Valentine’s Day chocolate just might be good for you
Having trouble choosing the perfect gift for your sweetheart? Look no further than dark chocolate. According to multiple studies by Wayne State University Associate Professor of Physical Therapy Moh Malek, the popular confection contains a compound found to mimic some effects of exercise.
The compound, a flavonoid called epicatechin, occurs naturally in cacao beans and seeds; in fact, it’s what causes the bitter taste in dark chocolate. For years, Malek, of the Eugene Applebaum College of Pharmacy and Health Sciences, and his collaborator Maik Hüttemann, a professor in the WSU School of Medicine, have been studying epicatechin’s effects on muscles under various perturbations such as aerobic training, detraining and unloading.
In their trials with rodent models, Malek and Hüttemann have shown that epicatechin increases mitochondria – the body’s top cellular-level energy producers – similar to performing aerobic exercise.
“Mitochondria are known as the ‘powerhouses’ of the cell because they provide energy to working muscles,” Malek said. “What we found was that in older mice that received either epicatechin or aerobic training alone showed similar mitochondrial increases and skeletal muscle adaptations after eight weeks. Moreover, mice receiving both exercise and epicatechin showed synergistic effects in skeletal muscle structure and function.”
These findings were published in Cocoa as a Medicine: The Present and Future of Cocoa Research, a special issue of the journal Frontiers in Pharmacology
However, Malek warns, don’t give up exercise. “Dark chocolate is not a true substitute for exercise, which has vast physiological benefits,” he said. “But, from what we’ve seen, it does have the potential to attenuate changes in muscle structure and function from negative perturbations when the ability to exercise may be limited.”

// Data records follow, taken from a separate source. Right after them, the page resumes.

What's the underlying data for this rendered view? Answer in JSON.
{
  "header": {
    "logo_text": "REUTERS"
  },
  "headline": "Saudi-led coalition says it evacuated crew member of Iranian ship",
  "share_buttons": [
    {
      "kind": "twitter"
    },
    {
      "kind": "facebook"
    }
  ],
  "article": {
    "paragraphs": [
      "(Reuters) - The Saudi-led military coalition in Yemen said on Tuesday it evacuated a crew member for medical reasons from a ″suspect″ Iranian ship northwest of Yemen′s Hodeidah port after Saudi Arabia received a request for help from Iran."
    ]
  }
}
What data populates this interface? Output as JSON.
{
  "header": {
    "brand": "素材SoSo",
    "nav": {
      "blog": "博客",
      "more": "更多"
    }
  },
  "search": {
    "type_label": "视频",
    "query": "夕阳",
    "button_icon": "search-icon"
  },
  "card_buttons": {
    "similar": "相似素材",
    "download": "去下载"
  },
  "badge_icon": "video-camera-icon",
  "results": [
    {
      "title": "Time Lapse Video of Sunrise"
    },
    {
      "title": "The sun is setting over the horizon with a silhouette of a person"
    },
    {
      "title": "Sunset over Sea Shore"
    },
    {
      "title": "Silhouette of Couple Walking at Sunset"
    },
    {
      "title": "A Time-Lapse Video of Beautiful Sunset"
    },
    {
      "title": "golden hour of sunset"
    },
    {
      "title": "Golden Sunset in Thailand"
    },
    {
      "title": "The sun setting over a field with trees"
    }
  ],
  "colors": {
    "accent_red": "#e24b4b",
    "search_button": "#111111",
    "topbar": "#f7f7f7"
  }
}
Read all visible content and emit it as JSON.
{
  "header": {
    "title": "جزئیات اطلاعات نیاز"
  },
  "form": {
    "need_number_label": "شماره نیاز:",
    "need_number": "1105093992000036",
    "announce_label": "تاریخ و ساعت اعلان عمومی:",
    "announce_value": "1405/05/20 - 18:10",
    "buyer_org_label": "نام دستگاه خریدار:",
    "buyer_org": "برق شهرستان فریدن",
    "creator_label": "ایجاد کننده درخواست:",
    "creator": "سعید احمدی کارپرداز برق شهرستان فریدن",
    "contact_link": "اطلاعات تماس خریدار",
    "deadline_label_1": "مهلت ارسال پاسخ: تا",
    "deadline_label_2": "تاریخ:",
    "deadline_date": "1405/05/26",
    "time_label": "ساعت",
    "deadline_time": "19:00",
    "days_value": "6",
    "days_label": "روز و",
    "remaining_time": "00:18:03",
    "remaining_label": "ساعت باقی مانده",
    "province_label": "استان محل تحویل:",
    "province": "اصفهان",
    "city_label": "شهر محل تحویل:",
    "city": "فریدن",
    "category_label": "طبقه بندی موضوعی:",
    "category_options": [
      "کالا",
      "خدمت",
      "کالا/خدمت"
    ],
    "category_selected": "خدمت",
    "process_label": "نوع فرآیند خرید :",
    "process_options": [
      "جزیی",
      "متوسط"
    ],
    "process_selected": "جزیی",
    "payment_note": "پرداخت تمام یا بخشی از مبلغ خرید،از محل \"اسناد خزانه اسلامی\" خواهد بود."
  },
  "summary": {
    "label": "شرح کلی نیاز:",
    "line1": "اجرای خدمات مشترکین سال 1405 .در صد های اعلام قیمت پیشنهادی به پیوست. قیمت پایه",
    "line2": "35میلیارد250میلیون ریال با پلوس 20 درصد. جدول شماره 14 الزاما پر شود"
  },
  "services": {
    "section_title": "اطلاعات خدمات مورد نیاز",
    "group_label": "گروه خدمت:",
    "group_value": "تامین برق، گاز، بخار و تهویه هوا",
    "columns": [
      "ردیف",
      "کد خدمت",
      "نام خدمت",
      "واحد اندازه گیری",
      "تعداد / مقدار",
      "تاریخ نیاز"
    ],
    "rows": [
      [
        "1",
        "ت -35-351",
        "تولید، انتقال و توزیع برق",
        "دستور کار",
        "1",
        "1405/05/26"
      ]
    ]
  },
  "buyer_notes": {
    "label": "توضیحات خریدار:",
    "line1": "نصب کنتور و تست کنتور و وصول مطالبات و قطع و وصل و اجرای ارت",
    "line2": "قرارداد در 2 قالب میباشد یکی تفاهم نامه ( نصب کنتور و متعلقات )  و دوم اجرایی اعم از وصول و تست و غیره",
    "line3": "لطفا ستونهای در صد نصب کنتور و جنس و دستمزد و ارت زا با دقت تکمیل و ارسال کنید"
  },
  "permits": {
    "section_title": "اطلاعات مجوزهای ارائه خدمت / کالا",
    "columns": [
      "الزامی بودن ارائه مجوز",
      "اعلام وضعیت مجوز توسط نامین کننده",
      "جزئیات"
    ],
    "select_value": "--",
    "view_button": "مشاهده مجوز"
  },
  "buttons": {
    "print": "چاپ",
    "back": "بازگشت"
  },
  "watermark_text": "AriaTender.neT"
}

Malek and Hüttemann have moved on to new lines of inquiry, but they’ve paved the way for other researchers on the health benefits of dark chocolate. This year, researchers in Poland confirmed that its consumption may be a good way to reduce cardiovascular risk, observing beneficial effects from lowering blood pressure and cholesterol to balancing blood sugar and working as an anti-inflammatory.Return to news